US7309696Dec 30, 2003Dec 18, 2007Wake Forest UniversityCompositions and methods for targeting cancer cells
US7551837Jun 28, 2002Jun 23, 2009Thomson LicensingSequence counter for an audio visual stream
US7638528Apr 6, 2006Dec 29, 2009Wake Forest University School Of MedicineCompositions and methods for targeting cancer cells
US8106032Jan 31, 2012Wake Forest UniversityLipid analogs for combating tumors
US8138200Dec 2, 2009Mar 20, 2012Wake Forest UniversityCompositions and methods for double-targeting virus infections and targeting cancer cells
US20020082242 *Apr 27, 2001Jun 27, 2002Kucera Louis S.Compositions and methods of double-targeting virus infections and cancer cells
US20040149809 *May 24, 2002Aug 5, 2004Weekamp Johannus WilhelmusMetal-ceramic bond
US20040233811 *Jun 28, 2002Nov 25, 2004Duffield David JaySequence counter for an audio visual stream
US20040259845 *Jul 13, 2004Dec 23, 2004Wake Forest UniversityLipid analogs for treating viral infections
US20050080050 *Sep 20, 2004Apr 14, 2005Wake Forest UniversityLipid analogs for treating viral infections
US20050187191 *Feb 20, 2004Aug 25, 2005Kucera Louis S.Methods and compositions for the treatment of respiratory syncytial virus
US20060264397 *Apr 6, 2006Nov 23, 2006Wake Forest University School Of MedicineCompositions and methods for targeting cancer cells
US20070099870 *Oct 27, 2006May 3, 2007Wake Forest UniversityLipid analogs for combating tumors
US20070105812 *Oct 27, 2006May 10, 2007Wake Forest UniversityLipid analogs for inhibiting HIV-1 activity
US20100184718 *Dec 2, 2009Jul 22, 2010Kucera Louis SCompositions and Methods for Double-Targeting Virus Infections and Targeting Cancer Cells
WO1990004918A2 *Oct 25, 1989May 17, 1990Wake Forest UniversityQuaternary amine containing ether or ester lipid derivatives and therapeutic compositions
WO1990004918A3 *Oct 25, 1989Aug 9, 1990Univ North CarolinaQuaternary amine containing ether or ester lipid derivatives and therapeutic compositions
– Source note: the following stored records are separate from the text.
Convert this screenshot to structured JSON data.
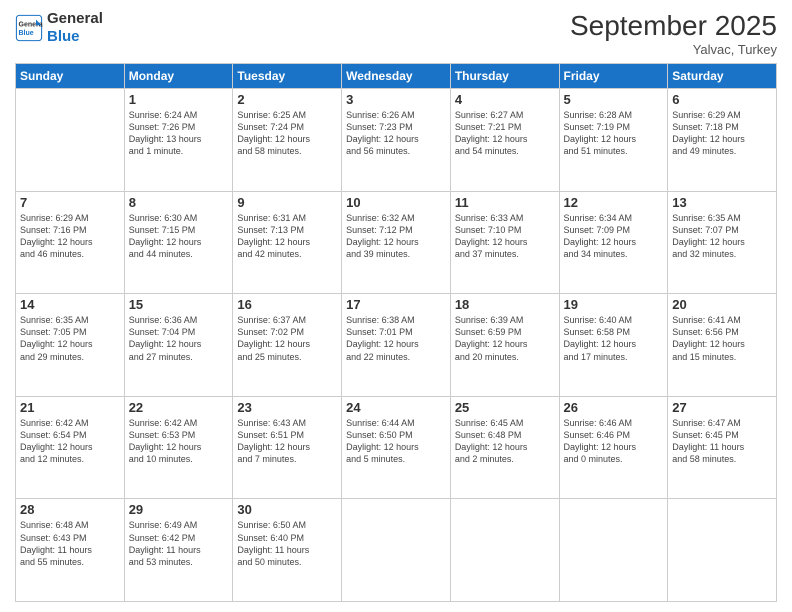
{
  "logo": {
    "line1": "General",
    "line2": "Blue"
  },
  "title": "September 2025",
  "location": "Yalvac, Turkey",
  "days_of_week": [
    "Sunday",
    "Monday",
    "Tuesday",
    "Wednesday",
    "Thursday",
    "Friday",
    "Saturday"
  ],
  "weeks": [
    [
      {
        "day": "",
        "info": ""
      },
      {
        "day": "1",
        "info": "Sunrise: 6:24 AM\nSunset: 7:26 PM\nDaylight: 13 hours\nand 1 minute."
      },
      {
        "day": "2",
        "info": "Sunrise: 6:25 AM\nSunset: 7:24 PM\nDaylight: 12 hours\nand 58 minutes."
      },
      {
        "day": "3",
        "info": "Sunrise: 6:26 AM\nSunset: 7:23 PM\nDaylight: 12 hours\nand 56 minutes."
      },
      {
        "day": "4",
        "info": "Sunrise: 6:27 AM\nSunset: 7:21 PM\nDaylight: 12 hours\nand 54 minutes."
      },
      {
        "day": "5",
        "info": "Sunrise: 6:28 AM\nSunset: 7:19 PM\nDaylight: 12 hours\nand 51 minutes."
      },
      {
        "day": "6",
        "info": "Sunrise: 6:29 AM\nSunset: 7:18 PM\nDaylight: 12 hours\nand 49 minutes."
      }
    ],
    [
      {
        "day": "7",
        "info": "Sunrise: 6:29 AM\nSunset: 7:16 PM\nDaylight: 12 hours\nand 46 minutes."
      },
      {
        "day": "8",
        "info": "Sunrise: 6:30 AM\nSunset: 7:15 PM\nDaylight: 12 hours\nand 44 minutes."
      },
      {
        "day": "9",
        "info": "Sunrise: 6:31 AM\nSunset: 7:13 PM\nDaylight: 12 hours\nand 42 minutes."
      },
      {
        "day": "10",
        "info": "Sunrise: 6:32 AM\nSunset: 7:12 PM\nDaylight: 12 hours\nand 39 minutes."
      },
      {
        "day": "11",
        "info": "Sunrise: 6:33 AM\nSunset: 7:10 PM\nDaylight: 12 hours\nand 37 minutes."
      },
      {
        "day": "12",
        "info": "Sunrise: 6:34 AM\nSunset: 7:09 PM\nDaylight: 12 hours\nand 34 minutes."
      },
      {
        "day": "13",
        "info": "Sunrise: 6:35 AM\nSunset: 7:07 PM\nDaylight: 12 hours\nand 32 minutes."
      }
    ],
    [
      {
        "day": "14",
        "info": "Sunrise: 6:35 AM\nSunset: 7:05 PM\nDaylight: 12 hours\nand 29 minutes."
      },
      {
        "day": "15",
        "info": "Sunrise: 6:36 AM\nSunset: 7:04 PM\nDaylight: 12 hours\nand 27 minutes."
      },
      {
        "day": "16",
        "info": "Sunrise: 6:37 AM\nSunset: 7:02 PM\nDaylight: 12 hours\nand 25 minutes."
      },
      {
        "day": "17",
        "info": "Sunrise: 6:38 AM\nSunset: 7:01 PM\nDaylight: 12 hours\nand 22 minutes."
      },
      {
        "day": "18",
        "info": "Sunrise: 6:39 AM\nSunset: 6:59 PM\nDaylight: 12 hours\nand 20 minutes."
      },
      {
        "day": "19",
        "info": "Sunrise: 6:40 AM\nSunset: 6:58 PM\nDaylight: 12 hours\nand 17 minutes."
      },
      {
        "day": "20",
        "info": "Sunrise: 6:41 AM\nSunset: 6:56 PM\nDaylight: 12 hours\nand 15 minutes."
      }
    ],
    [
      {
        "day": "21",
        "info": "Sunrise: 6:42 AM\nSunset: 6:54 PM\nDaylight: 12 hours\nand 12 minutes."
      },
      {
        "day": "22",
        "info": "Sunrise: 6:42 AM\nSunset: 6:53 PM\nDaylight: 12 hours\nand 10 minutes."
      },
      {
        "day": "23",
        "info": "Sunrise: 6:43 AM\nSunset: 6:51 PM\nDaylight: 12 hours\nand 7 minutes."
      },
      {
        "day": "24",
        "info": "Sunrise: 6:44 AM\nSunset: 6:50 PM\nDaylight: 12 hours\nand 5 minutes."
      },
      {
        "day": "25",
        "info": "Sunrise: 6:45 AM\nSunset: 6:48 PM\nDaylight: 12 hours\nand 2 minutes."
      },
      {
        "day": "26",
        "info": "Sunrise: 6:46 AM\nSunset: 6:46 PM\nDaylight: 12 hours\nand 0 minutes."
      },
      {
        "day": "27",
        "info": "Sunrise: 6:47 AM\nSunset: 6:45 PM\nDaylight: 11 hours\nand 58 minutes."
      }
    ],
    [
      {
        "day": "28",
        "info": "Sunrise: 6:48 AM\nSunset: 6:43 PM\nDaylight: 11 hours\nand 55 minutes."
      },
      {
        "day": "29",
        "info": "Sunrise: 6:49 AM\nSunset: 6:42 PM\nDaylight: 11 hours\nand 53 minutes."
      },
      {
        "day": "30",
        "info": "Sunrise: 6:50 AM\nSunset: 6:40 PM\nDaylight: 11 hours\nand 50 minutes."
      },
      {
        "day": "",
        "info": ""
      },
      {
        "day": "",
        "info": ""
      },
      {
        "day": "",
        "info": ""
      },
      {
        "day": "",
        "info": ""
      }
    ]
  ]
}
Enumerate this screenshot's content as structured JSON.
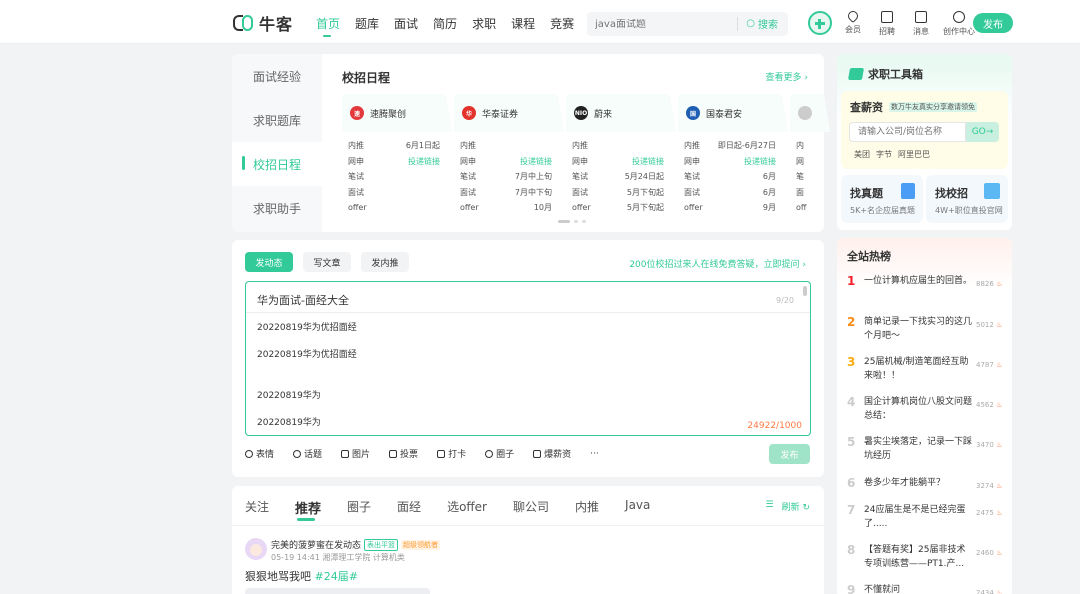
{
  "header": {
    "logo_text": "牛客",
    "nav": [
      "首页",
      "题库",
      "面试",
      "简历",
      "求职",
      "课程",
      "竞赛"
    ],
    "search_placeholder": "java面试题",
    "search_btn": "搜索",
    "icons": [
      {
        "name": "vip-icon",
        "label": "会员"
      },
      {
        "name": "job-icon",
        "label": "招聘"
      },
      {
        "name": "message-icon",
        "label": "消息"
      },
      {
        "name": "creator-icon",
        "label": "创作中心"
      }
    ],
    "publish": "发布"
  },
  "sidemenu": [
    "面试经验",
    "求职题库",
    "校招日程",
    "求职助手"
  ],
  "schedule": {
    "title": "校招日程",
    "more": "查看更多",
    "companies": [
      {
        "name": "速腾聚创",
        "color": "#e4393c",
        "abbr": "速",
        "rows": [
          [
            "内推",
            "6月1日起",
            false
          ],
          [
            "网申",
            "投递链接",
            true
          ],
          [
            "笔试",
            "",
            false
          ],
          [
            "面试",
            "",
            false
          ],
          [
            "offer",
            "",
            false
          ]
        ]
      },
      {
        "name": "华泰证券",
        "color": "#e2322b",
        "abbr": "华",
        "rows": [
          [
            "内推",
            "",
            false
          ],
          [
            "网申",
            "投递链接",
            true
          ],
          [
            "笔试",
            "7月中上旬",
            false
          ],
          [
            "面试",
            "7月中下旬",
            false
          ],
          [
            "offer",
            "10月",
            false
          ]
        ]
      },
      {
        "name": "蔚来",
        "color": "#222222",
        "abbr": "NIO",
        "rows": [
          [
            "内推",
            "",
            false
          ],
          [
            "网申",
            "投递链接",
            true
          ],
          [
            "笔试",
            "5月24日起",
            false
          ],
          [
            "面试",
            "5月下旬起",
            false
          ],
          [
            "offer",
            "5月下旬起",
            false
          ]
        ]
      },
      {
        "name": "国泰君安",
        "color": "#1e5fb4",
        "abbr": "国",
        "rows": [
          [
            "内推",
            "即日起-6月27日",
            false
          ],
          [
            "网申",
            "投递链接",
            true
          ],
          [
            "笔试",
            "6月",
            false
          ],
          [
            "面试",
            "6月",
            false
          ],
          [
            "offer",
            "9月",
            false
          ]
        ]
      },
      {
        "name": "",
        "color": "#cccccc",
        "abbr": "",
        "rows": [
          [
            "内",
            "",
            false
          ],
          [
            "网",
            "",
            false
          ],
          [
            "笔",
            "",
            false
          ],
          [
            "面",
            "",
            false
          ],
          [
            "off",
            "",
            false
          ]
        ]
      }
    ]
  },
  "composer": {
    "tabs": [
      "发动态",
      "写文章",
      "发内推"
    ],
    "hint": "200位校招过来人在线免费答疑，立即提问",
    "title_value": "华为面试-面经大全",
    "title_count": "9/20",
    "lines": [
      "20220819华为优招面经",
      "20220819华为优招面经",
      "20220819华为",
      "20220819华为"
    ],
    "total": "24922/1000",
    "tools": [
      "表情",
      "话题",
      "图片",
      "投票",
      "打卡",
      "圈子",
      "爆薪资",
      "···"
    ],
    "publish": "发布"
  },
  "feed": {
    "tabs": [
      "关注",
      "推荐",
      "圈子",
      "面经",
      "选offer",
      "聊公司",
      "内推",
      "Java"
    ],
    "refresh": "刷新",
    "post": {
      "user": "完美的菠萝蜜在发动态",
      "badge1": "表出平篮",
      "badge2": "超级领航者",
      "meta": "05-19 14:41  湘潭理工学院 计算机类",
      "text": "狠狠地骂我吧 ",
      "tag": "#24届#"
    }
  },
  "toolbox": {
    "title": "求职工具箱",
    "salary_title": "查薪资",
    "salary_sub": "数万牛友真实分享邀请领免",
    "salary_placeholder": "请输入公司/岗位名称",
    "salary_go": "GO→",
    "salary_tags": [
      "美团",
      "字节",
      "阿里巴巴"
    ],
    "card1_title": "找真题",
    "card1_sub": "5K+名企应届真题",
    "card2_title": "找校招",
    "card2_sub": "4W+职位直投官网"
  },
  "hot": {
    "title": "全站热榜",
    "items": [
      {
        "rank": "1",
        "text": "一位计算机应届生的回首。",
        "heat": "8826"
      },
      {
        "rank": "2",
        "text": "简单记录一下找实习的这几个月吧～",
        "heat": "5012"
      },
      {
        "rank": "3",
        "text": "25届机械/制造笔面经互助来啦！！",
        "heat": "4787"
      },
      {
        "rank": "4",
        "text": "国企计算机岗位八股文问题总结：",
        "heat": "4562"
      },
      {
        "rank": "5",
        "text": "暑实尘埃落定，记录一下踩坑经历",
        "heat": "3470"
      },
      {
        "rank": "6",
        "text": "卷多少年才能躺平？",
        "heat": "3274"
      },
      {
        "rank": "7",
        "text": "24应届生是不是已经完蛋了.....",
        "heat": "2475"
      },
      {
        "rank": "8",
        "text": "【答题有奖】25届非技术专项训练营——PT1.产...",
        "heat": "2460"
      },
      {
        "rank": "9",
        "text": "不懂就问",
        "heat": "2434"
      }
    ]
  }
}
Classifications
U.S. Classification549/451
International ClassificationC07D317/28
Cooperative ClassificationC07D317/28
European ClassificationC07D317/28